Family Demands Ban After Chemical Kills Local Man
CHARLESTON, SC (ANNE EMERSON, WTAT-TV) — A commonly used paint thinner is at the center of an investigation after a young Charleston man died while using it.
His family says there wasn’t a label letting people know about the potential dangers and risk.
“Drew was the youngest of our three boys,” said his mother. “(He was) always looking up to his older brothers and wanting to be part of their team.”
When 31-year-old Drew Wynne moved to Charleston he joined his brother Clayton in a coffee business. It eventually grew into his own start-up company, a cold brew coffee company called RipTide.
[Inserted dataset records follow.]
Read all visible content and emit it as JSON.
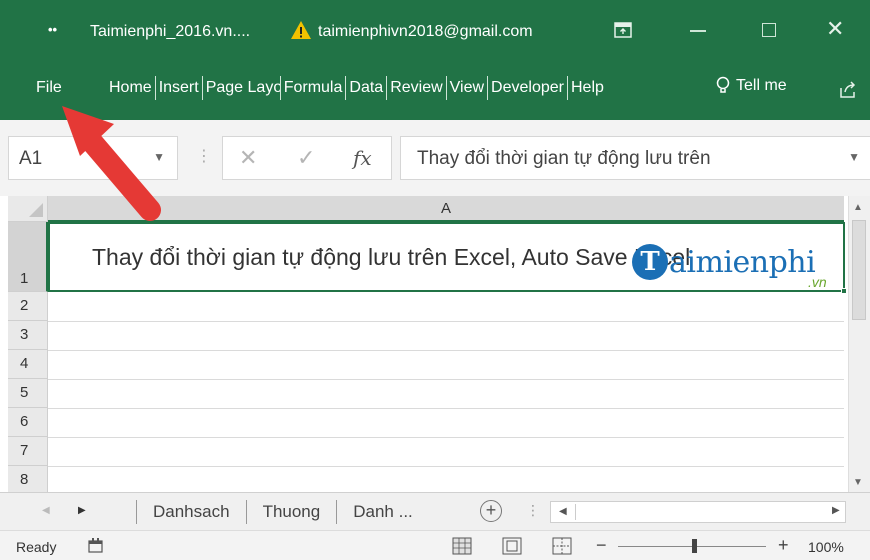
{
  "titlebar": {
    "qat": "••",
    "filename": "Taimienphi_2016.vn....",
    "account": "taimienphivn2018@gmail.com",
    "close_glyph": "✕"
  },
  "ribbon": {
    "file": "File",
    "tabs": [
      {
        "label": "Home",
        "width": 0
      },
      {
        "label": "Insert"
      },
      {
        "label": "Page Layout"
      },
      {
        "label": "Formula"
      },
      {
        "label": "Data"
      },
      {
        "label": "Review"
      },
      {
        "label": "View"
      },
      {
        "label": "Developer"
      },
      {
        "label": "Help"
      }
    ],
    "tell_me": "Tell me"
  },
  "formula_bar": {
    "name_box": "A1",
    "content": "Thay đổi thời gian tự động lưu trên"
  },
  "grid": {
    "column_header": "A",
    "rows": [
      "1",
      "2",
      "3",
      "4",
      "5",
      "6",
      "7",
      "8"
    ],
    "cell_a1": "Thay đổi thời gian tự động lưu trên Excel, Auto Save Excel"
  },
  "watermark": {
    "logo_letter": "T",
    "text": "aimienphi",
    "suffix": ".vn"
  },
  "sheets": {
    "tabs": [
      "Danhsach",
      "Thuong",
      "Danh ..."
    ],
    "add": "+"
  },
  "status": {
    "ready": "Ready",
    "zoom": "100%"
  },
  "colors": {
    "excel_green": "#217346",
    "arrow_red": "#e53935",
    "watermark_blue": "#1b6fb5"
  }
}
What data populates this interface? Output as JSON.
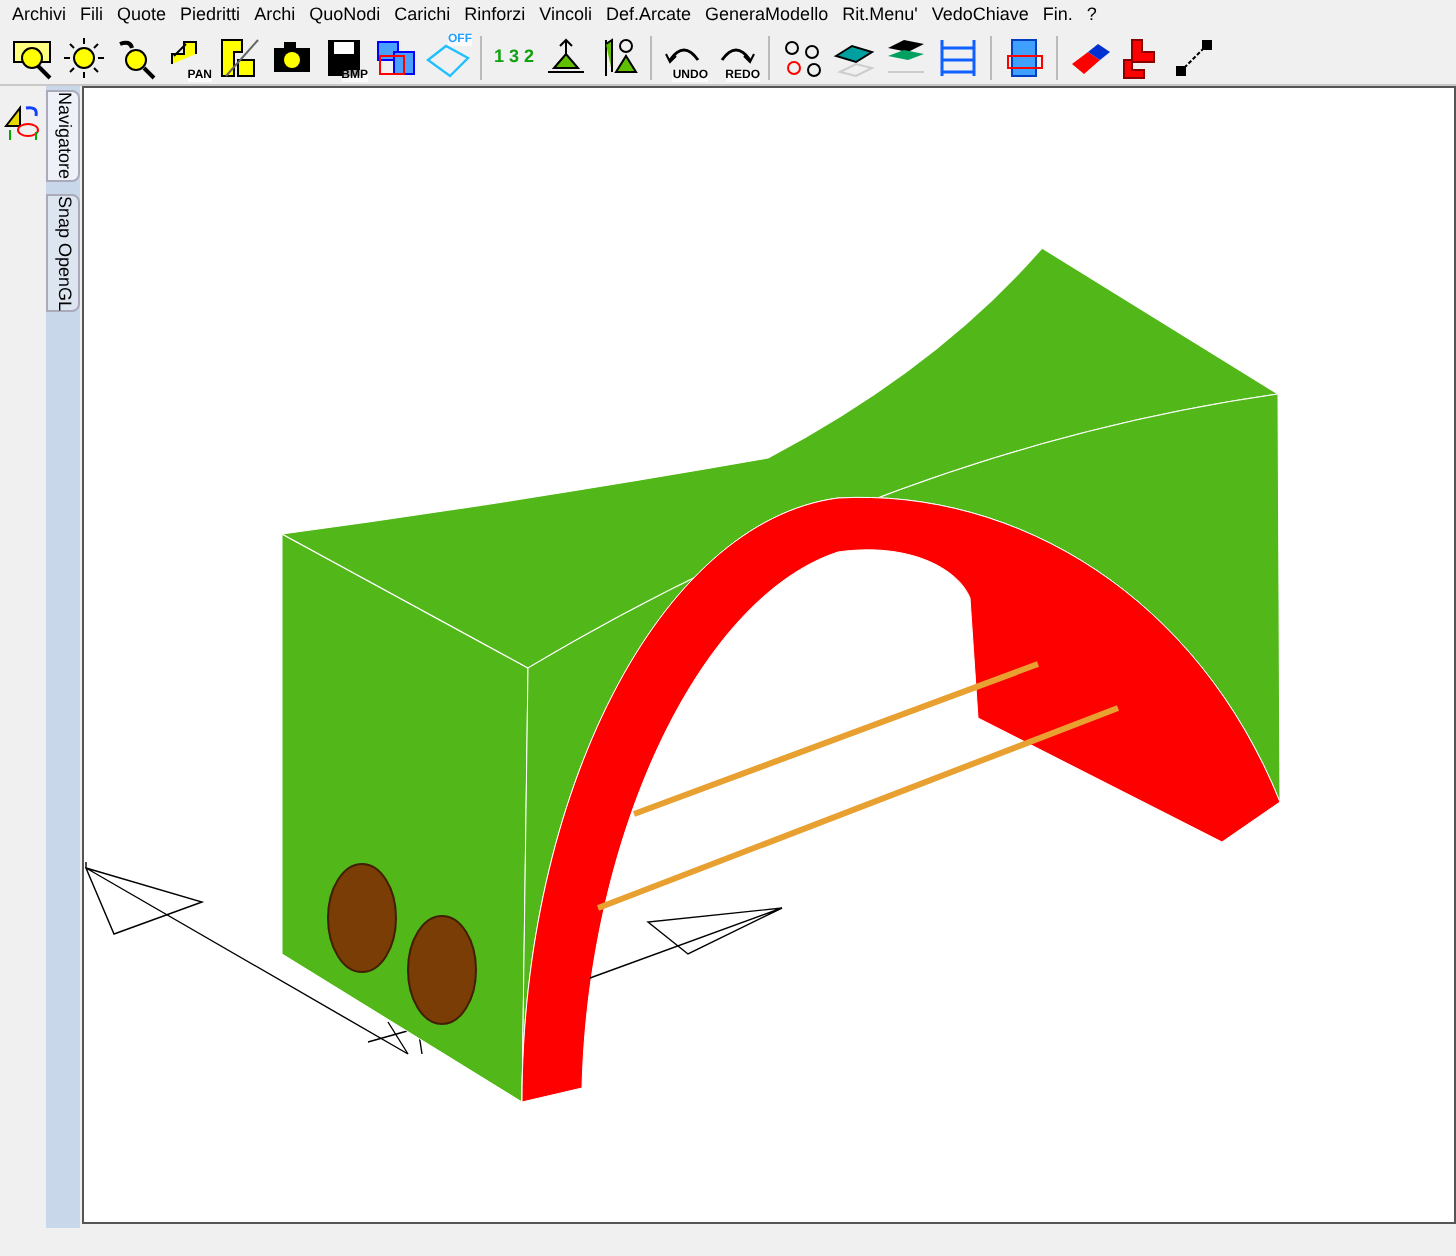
{
  "menu": [
    "Archivi",
    "Fili",
    "Quote",
    "Piedritti",
    "Archi",
    "QuoNodi",
    "Carichi",
    "Rinforzi",
    "Vincoli",
    "Def.Arcate",
    "GeneraModello",
    "Rit.Menu'",
    "VedoChiave",
    "Fin.",
    "?"
  ],
  "toolbar": [
    {
      "kind": "zoom-window"
    },
    {
      "kind": "light"
    },
    {
      "kind": "zoom"
    },
    {
      "kind": "pan",
      "label": "PAN"
    },
    {
      "kind": "section"
    },
    {
      "kind": "camera"
    },
    {
      "kind": "save",
      "label": "BMP"
    },
    {
      "kind": "frame"
    },
    {
      "kind": "off",
      "label": "OFF"
    },
    {
      "kind": "sep"
    },
    {
      "kind": "numbers",
      "label": "1 3 2"
    },
    {
      "kind": "support"
    },
    {
      "kind": "support2"
    },
    {
      "kind": "sep"
    },
    {
      "kind": "undo",
      "label": "UNDO"
    },
    {
      "kind": "redo",
      "label": "REDO"
    },
    {
      "kind": "sep"
    },
    {
      "kind": "nodes"
    },
    {
      "kind": "layer"
    },
    {
      "kind": "layers"
    },
    {
      "kind": "ladder"
    },
    {
      "kind": "sep"
    },
    {
      "kind": "building"
    },
    {
      "kind": "sep"
    },
    {
      "kind": "eraser"
    },
    {
      "kind": "corner"
    },
    {
      "kind": "dimension"
    }
  ],
  "side_tabs": [
    {
      "label": "Navigatore",
      "selected": true
    },
    {
      "label": "Snap OpenGL",
      "selected": false
    }
  ]
}
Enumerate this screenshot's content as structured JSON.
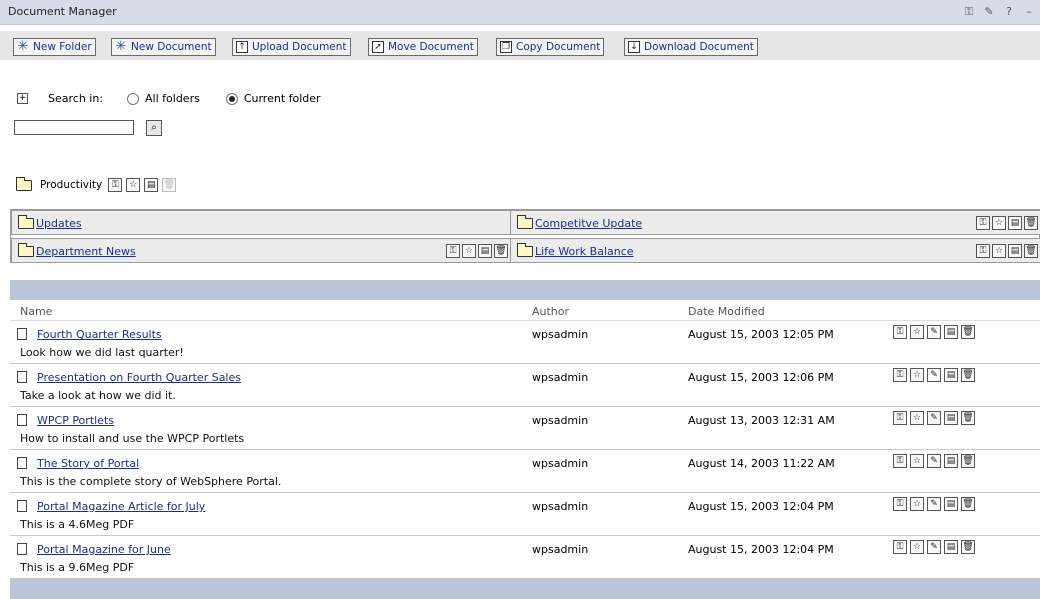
{
  "window": {
    "title": "Document Manager",
    "controls": [
      "key-icon",
      "pencil-icon",
      "help-icon",
      "minimize-icon"
    ]
  },
  "toolbar": {
    "buttons": [
      {
        "label": "New Folder",
        "icon": "new-star-icon"
      },
      {
        "label": "New Document",
        "icon": "new-star-icon"
      },
      {
        "label": "Upload Document",
        "icon": "upload-icon"
      },
      {
        "label": "Move Document",
        "icon": "move-icon"
      },
      {
        "label": "Copy Document",
        "icon": "copy-icon"
      },
      {
        "label": "Download Document",
        "icon": "download-icon"
      }
    ]
  },
  "search": {
    "label": "Search in:",
    "options": [
      "All folders",
      "Current folder"
    ],
    "selected": "Current folder",
    "value": ""
  },
  "current_folder": {
    "name": "Productivity"
  },
  "subfolders": [
    {
      "name": "Updates",
      "icon": "shortcut-folder-icon"
    },
    {
      "name": "Competitve Update",
      "icon": "folder-icon"
    },
    {
      "name": "Department News",
      "icon": "folder-icon"
    },
    {
      "name": "Life Work Balance",
      "icon": "folder-icon"
    }
  ],
  "list": {
    "columns": [
      "Name",
      "Author",
      "Date Modified"
    ],
    "rows": [
      {
        "name": "Fourth Quarter Results",
        "desc": "Look how we did last quarter!",
        "author": "wpsadmin",
        "date": "August 15, 2003 12:05 PM"
      },
      {
        "name": "Presentation on Fourth Quarter Sales",
        "desc": "Take a look at how we did it.",
        "author": "wpsadmin",
        "date": "August 15, 2003 12:06 PM"
      },
      {
        "name": "WPCP Portlets",
        "desc": "How to install and use the WPCP Portlets",
        "author": "wpsadmin",
        "date": "August 13, 2003 12:31 AM"
      },
      {
        "name": "The Story of Portal",
        "desc": "This is the complete story of WebSphere Portal.",
        "author": "wpsadmin",
        "date": "August 14, 2003 11:22 AM"
      },
      {
        "name": "Portal Magazine Article for July",
        "desc": "This is a 4.6Meg PDF",
        "author": "wpsadmin",
        "date": "August 15, 2003 12:04 PM"
      },
      {
        "name": "Portal Magazine for June",
        "desc": "This is a 9.6Meg PDF",
        "author": "wpsadmin",
        "date": "August 15, 2003 12:04 PM"
      }
    ]
  }
}
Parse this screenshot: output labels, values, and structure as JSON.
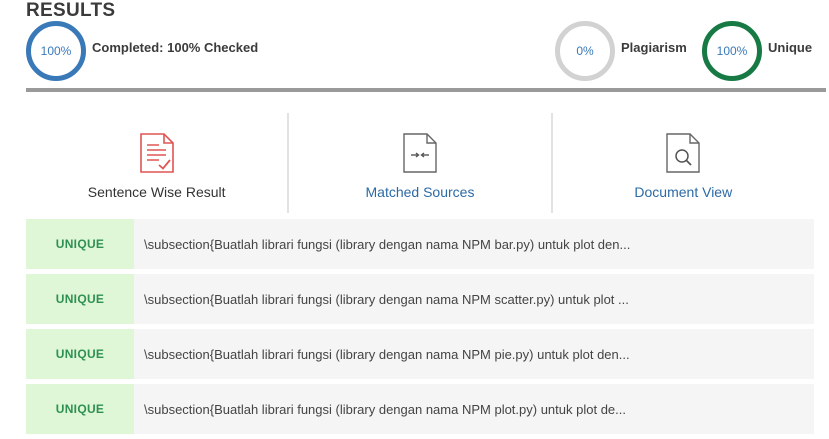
{
  "header": {
    "title": "RESULTS",
    "completed": {
      "percent": "100%",
      "label": "Completed: 100% Checked"
    },
    "plagiarism": {
      "percent": "0%",
      "label": "Plagiarism"
    },
    "unique": {
      "percent": "100%",
      "label": "Unique"
    }
  },
  "colors": {
    "completed_ring": "#3a79b8",
    "plagiarism_ring": "#d2d2d2",
    "unique_ring": "#177a45",
    "link": "#2c6aa6",
    "unique_badge_bg": "#e0f7d7",
    "unique_badge_text": "#2e9152"
  },
  "tabs": [
    {
      "label": "Sentence Wise Result",
      "icon": "document-check-icon",
      "active": true
    },
    {
      "label": "Matched Sources",
      "icon": "document-compare-icon",
      "active": false
    },
    {
      "label": "Document View",
      "icon": "document-search-icon",
      "active": false
    }
  ],
  "results": [
    {
      "status": "UNIQUE",
      "text": "\\subsection{Buatlah librari fungsi (library dengan nama NPM bar.py) untuk plot den..."
    },
    {
      "status": "UNIQUE",
      "text": "\\subsection{Buatlah librari fungsi (library dengan nama NPM scatter.py) untuk plot ..."
    },
    {
      "status": "UNIQUE",
      "text": "\\subsection{Buatlah librari fungsi (library dengan nama NPM pie.py) untuk plot den..."
    },
    {
      "status": "UNIQUE",
      "text": "\\subsection{Buatlah librari fungsi (library dengan nama NPM plot.py) untuk plot de..."
    }
  ]
}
According to the coroner’s report, Drew was cleaning the floor of his warehouse last fall with a paint stripping product. The coroner says he was overcome by the fuse and incapacitated.
“I got a call from Drew’s business partner, Jimmy, and he was just panicked,” said brother Clayton. “Just screaming over and over again that ‘he’s gone, he’s gone, he’s gone.'”
The coroner’s report shows the cause of death was acute dichloromethane and methanol toxicity. A result of being exposed to methylene chloride, an ingredient in ‘Goof Off’ and other commonly used paint strippers.
But he’s not the only one. According to the Environment Defense Fund, more than 50 deaths are attributed to the exposure of methylene chloride. Three deaths were reported in 2017 alone.
“We’ve known for decades that this chemical used in paint thinners can kill,” said Dr. Sarah Vogel with the Environment Defense Fund. “We’ve been working to ban it – completely – from the market.”
Vogel says when the chemical metabolizes in the body, it turns into carbon monoxide – a toxic effect that can become lethal in just a few minutes.
She says attempts to ban the chemical are stalled at the moment with the EPA and she want’s the head of the agency to move forward.
“There were three deaths in 2017 while they were sitting on this proposed ban,” said Vogel. “If somebody else dies from this product while Scott Pruitt is sitting on this rule, it’s completely unacceptable.”
Drew’s mother agrees. Her team is now fighting for other families without Drew.
“We are very close and as I have said to friends, we’re just not whole,” said mom.
She says Drew was educated in construction management. The day that he was stripping the floor he had a respirator in and was wearing gloves.
We reached out to the company that makes Goof Off. We have not heard back. We also reached out to the EPA. The department says that it is now considering moving forward with the ban.
State leaders are also now taking action to make sure that a tragedy like this will not happen again.